* [Task to complete]
Repeat the records exactly as given. Do not include the pictures.

* [Supplied entries]
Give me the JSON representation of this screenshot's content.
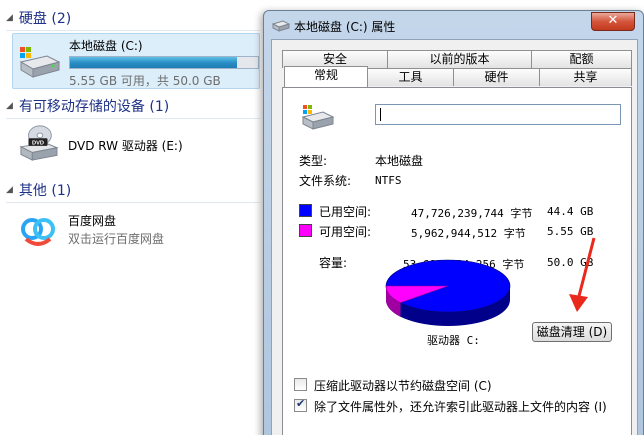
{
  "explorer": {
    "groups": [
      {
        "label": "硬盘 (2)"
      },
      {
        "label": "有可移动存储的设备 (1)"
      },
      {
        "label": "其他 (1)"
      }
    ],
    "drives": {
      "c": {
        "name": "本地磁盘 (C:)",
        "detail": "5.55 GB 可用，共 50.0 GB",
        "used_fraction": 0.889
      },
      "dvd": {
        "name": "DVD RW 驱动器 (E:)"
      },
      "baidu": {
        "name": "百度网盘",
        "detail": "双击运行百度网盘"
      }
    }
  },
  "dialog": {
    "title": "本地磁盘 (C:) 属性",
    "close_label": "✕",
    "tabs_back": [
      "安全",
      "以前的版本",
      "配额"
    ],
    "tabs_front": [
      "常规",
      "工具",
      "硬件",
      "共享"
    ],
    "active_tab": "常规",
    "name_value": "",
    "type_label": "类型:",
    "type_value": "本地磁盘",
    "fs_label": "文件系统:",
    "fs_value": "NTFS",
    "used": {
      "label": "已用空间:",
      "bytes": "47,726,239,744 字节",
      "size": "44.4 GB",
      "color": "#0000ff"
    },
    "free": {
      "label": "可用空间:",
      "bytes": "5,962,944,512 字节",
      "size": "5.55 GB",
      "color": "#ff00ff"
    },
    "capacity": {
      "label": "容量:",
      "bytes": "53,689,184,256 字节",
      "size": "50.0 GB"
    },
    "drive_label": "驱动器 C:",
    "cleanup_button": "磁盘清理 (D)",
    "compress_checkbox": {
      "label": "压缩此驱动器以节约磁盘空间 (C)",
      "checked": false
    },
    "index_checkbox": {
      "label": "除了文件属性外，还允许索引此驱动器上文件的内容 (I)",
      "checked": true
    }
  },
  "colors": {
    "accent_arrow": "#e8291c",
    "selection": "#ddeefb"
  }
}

* [Expected answer]
Give me the JSON representation of this screenshot's content.
{
  "explorer": {
    "groups": [
      {
        "label": "硬盘 (2)"
      },
      {
        "label": "有可移动存储的设备 (1)"
      },
      {
        "label": "其他 (1)"
      }
    ],
    "drives": {
      "c": {
        "name": "本地磁盘 (C:)",
        "detail": "5.55 GB 可用，共 50.0 GB",
        "used_fraction": 0.889
      },
      "dvd": {
        "name": "DVD RW 驱动器 (E:)"
      },
      "baidu": {
        "name": "百度网盘",
        "detail": "双击运行百度网盘"
      }
    }
  },
  "dialog": {
    "title": "本地磁盘 (C:) 属性",
    "close_label": "✕",
    "tabs_back": [
      "安全",
      "以前的版本",
      "配额"
    ],
    "tabs_front": [
      "常规",
      "工具",
      "硬件",
      "共享"
    ],
    "active_tab": "常规",
    "name_value": "",
    "type_label": "类型:",
    "type_value": "本地磁盘",
    "fs_label": "文件系统:",
    "fs_value": "NTFS",
    "used": {
      "label": "已用空间:",
      "bytes": "47,726,239,744 字节",
      "size": "44.4 GB",
      "color": "#0000ff"
    },
    "free": {
      "label": "可用空间:",
      "bytes": "5,962,944,512 字节",
      "size": "5.55 GB",
      "color": "#ff00ff"
    },
    "capacity": {
      "label": "容量:",
      "bytes": "53,689,184,256 字节",
      "size": "50.0 GB"
    },
    "drive_label": "驱动器 C:",
    "cleanup_button": "磁盘清理 (D)",
    "compress_checkbox": {
      "label": "压缩此驱动器以节约磁盘空间 (C)",
      "checked": false
    },
    "index_checkbox": {
      "label": "除了文件属性外，还允许索引此驱动器上文件的内容 (I)",
      "checked": true
    }
  },
  "colors": {
    "accent_arrow": "#e8291c",
    "selection": "#ddeefb"
  }
}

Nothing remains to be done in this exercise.